Sonoma County sheriff's detectives have submitted to prosecutors their investigation of Santa Rosa police officers' actions in the shooting death of an unarmed, bipolar man.
Richard DeSantis, 30, died after being struck in the torso by a rifle shot and a handgun shot, an autopsy determined.
At least four officers responded April 9 to DeSantis' residence in the Roseland area after his wife called 911 to report that her husband had fired a gun into the attic.
She told dispatchers her husband was mentally ill and was hearing voices and said she had "secured the gun," a family member has said.
Sheriff's detectives investigating the shooting confirmed that police were warned DeSantis was having a mental health crisis, but said the officers didn't know if he was still armed when they confronted him in the driveway of his South Avenue home.
According to police, family and witness statements, DeSantis initially complied with orders to lie on the ground, but suddenly rose up and ran toward the officers on the west side of the driveway.
Santa Rosa Police Sgt. Jerry Soares, a 24-year law enforcement veteran, fired a "low-lethal weapon" that shoots a plastic projectile to subdue DeSantis, sheriff's detectives said.
When DeSantis kept coming, police said, officers on the scene fired conventional weapons, hitting him in the torso.
Sgt. Rich Celli, with 16 years of experience, Officer Travis Menke, with two years of experience, and Officer Patricia Mann, with one year of experience, each fired their weapons after DeSantis failed to stop.
Sheriff's Lt. Rob Giordano said the report, which was submitted to prosecutors on Monday, makes no conclusions as to whether the officers violated any laws.
"We gather any fact that is relevant to a criminal investigation," he said. "Ultimately, it's going to be the D.A.'s opinion."
Assistant District Attorney Christine Cook said prosecutors in her office will review the reports and determine whether there was any criminal conduct on anyone's part -- the officers or DeSantis.
She gave no time frame for when the prosecutors' review would be complete.
"Each case is dependent on its own facts and circumstances, so it's difficult to say when we receive a report when our conclusions will be complete," she said. "But we do attempt to review it and finish our reports in as timely a manner as possible."
The Sonoma County grand jury will receive the prosecutors' report, she said.
DeSantis' family has filed a federal civil rights lawsuit against the city and the officers, alleging that they used excessive force and were poorly trained. DeSantis' wife and children are seeking unspecified general and punitive damages against the city and the four officers. The case is pending.

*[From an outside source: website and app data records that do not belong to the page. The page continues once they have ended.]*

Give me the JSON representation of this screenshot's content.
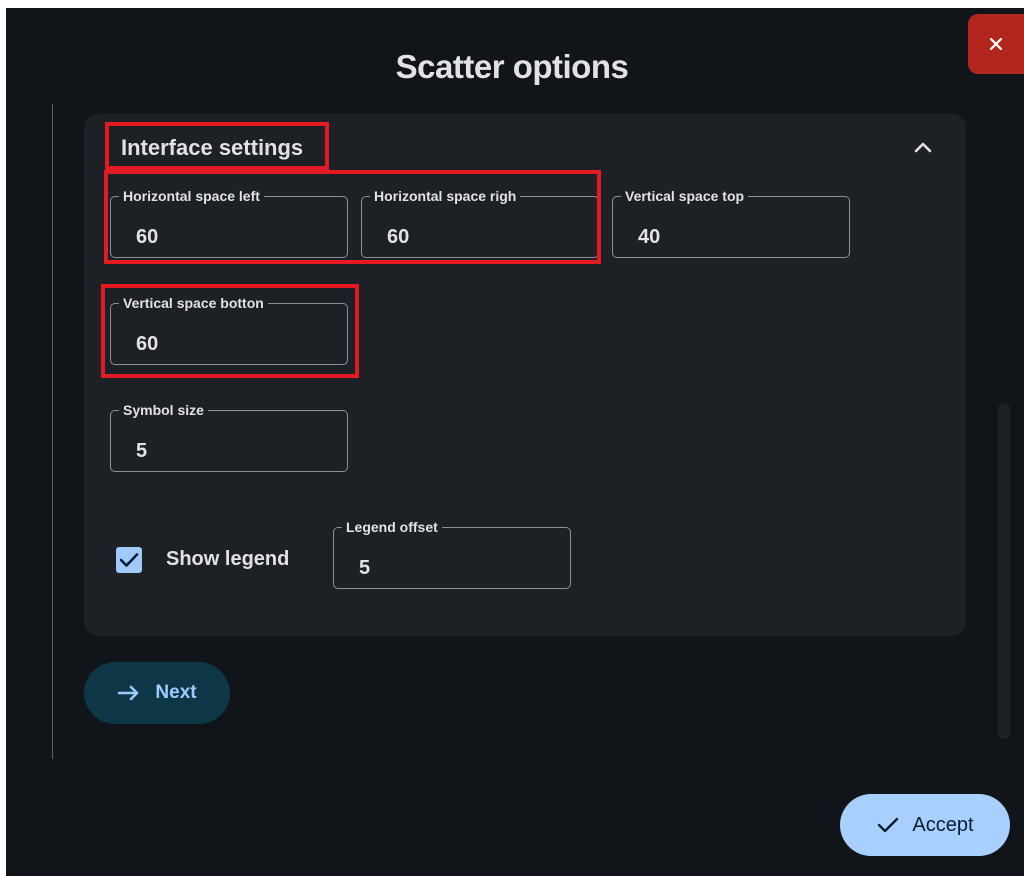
{
  "dialog": {
    "title": "Scatter options",
    "close_icon": "close-icon"
  },
  "section": {
    "title": "Interface settings",
    "toggle_icon": "chevron-up-icon",
    "fields": {
      "horizontal_space_left": {
        "label": "Horizontal space left",
        "value": "60"
      },
      "horizontal_space_right": {
        "label": "Horizontal space righ",
        "value": "60"
      },
      "vertical_space_top": {
        "label": "Vertical space top",
        "value": "40"
      },
      "vertical_space_bottom": {
        "label": "Vertical space botton",
        "value": "60"
      },
      "symbol_size": {
        "label": "Symbol size",
        "value": "5"
      },
      "legend_offset": {
        "label": "Legend offset",
        "value": "5"
      }
    },
    "show_legend": {
      "label": "Show legend",
      "checked": true,
      "icon": "checkmark-icon"
    }
  },
  "buttons": {
    "next": {
      "label": "Next",
      "icon": "arrow-right-icon"
    },
    "accept": {
      "label": "Accept",
      "icon": "checkmark-icon"
    }
  },
  "colors": {
    "dialog_background": "#111418",
    "panel_background": "#1d2024",
    "close_button": "#b3261e",
    "accent": "#9ecaff",
    "highlight_annotation": "#e21b23"
  }
}
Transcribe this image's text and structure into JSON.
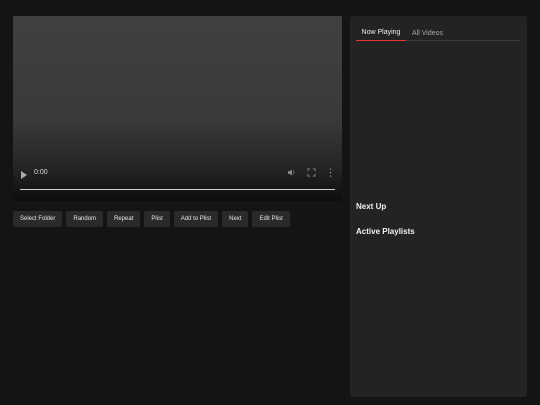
{
  "player": {
    "time": "0:00",
    "icons": {
      "play": "play-icon",
      "mute": "volume-icon",
      "fullscreen": "fullscreen-icon",
      "more": "more-vertical-icon"
    },
    "progress_fraction": 0
  },
  "buttons": [
    {
      "label": "Select Folder"
    },
    {
      "label": "Random"
    },
    {
      "label": "Repeat"
    },
    {
      "label": "Plist"
    },
    {
      "label": "Add to Plist"
    },
    {
      "label": "Next"
    },
    {
      "label": "Edit Plist"
    }
  ],
  "sidebar": {
    "tabs": [
      {
        "label": "Now Playing",
        "active": true
      },
      {
        "label": "All Videos",
        "active": false
      }
    ],
    "next_up_heading": "Next Up",
    "active_playlists_heading": "Active Playlists"
  },
  "colors": {
    "background": "#141414",
    "panel": "#232323",
    "button": "#2a2a2a",
    "accent": "#e53935"
  }
}
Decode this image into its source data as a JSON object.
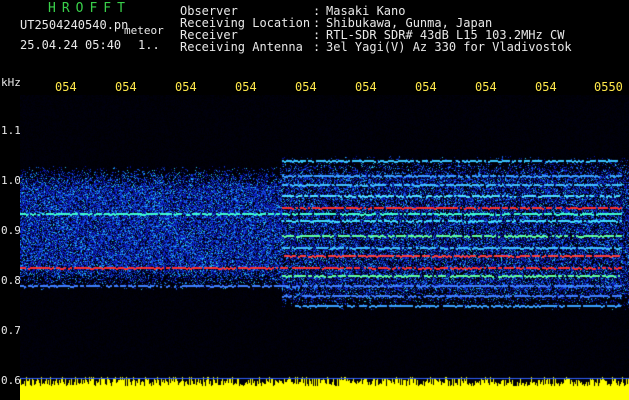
{
  "header": {
    "app_title": "HROFFT",
    "filename": "UT2504240540.pn",
    "tag": "meteor",
    "datetime": "25.04.24 05:40",
    "status": "1.."
  },
  "metadata": {
    "rows": [
      {
        "label": "Observer",
        "value": "Masaki Kano"
      },
      {
        "label": "Receiving Location",
        "value": "Shibukawa, Gunma, Japan"
      },
      {
        "label": "Receiver",
        "value": "RTL-SDR SDR# 43dB L15 103.2MHz CW"
      },
      {
        "label": "Receiving Antenna",
        "value": "3el Yagi(V) Az 330 for Vladivostok"
      }
    ],
    "separator": ":"
  },
  "axes": {
    "freq_unit": "kHz",
    "time_ticks": [
      "054",
      "054",
      "054",
      "054",
      "054",
      "054",
      "054",
      "054",
      "054",
      "0550"
    ],
    "freq_ticks": [
      "1.1",
      "1.0",
      "0.9",
      "0.8",
      "0.7",
      "0.6"
    ]
  },
  "colors": {
    "title": "#39d04a",
    "text": "#e8e8e8",
    "ticks": "#ffe84a",
    "background": "#000000",
    "noise_floor": "#1530c8",
    "band_yellow": "#ffff00",
    "signal_red": "#ff2020"
  }
}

DeSantis' death was among five fatal police shootings between February and May on the North Coast, four of which came in Sonoma County.
Faced with criticism of the shootings, elected officials and police have been meeting with advocacy groups and civil rights activists to discuss how mental health calls are handled and whether changes are needed.
DeSantis' mother-in-law said after the incident that he had stopped taking his medication the day before the shooting. That night, she said, he began to feel paranoid and fired into the attic thinking he was protecting his family.
The sheriff's investigation showed DeSantis fired 10 shots into the ceiling of the home.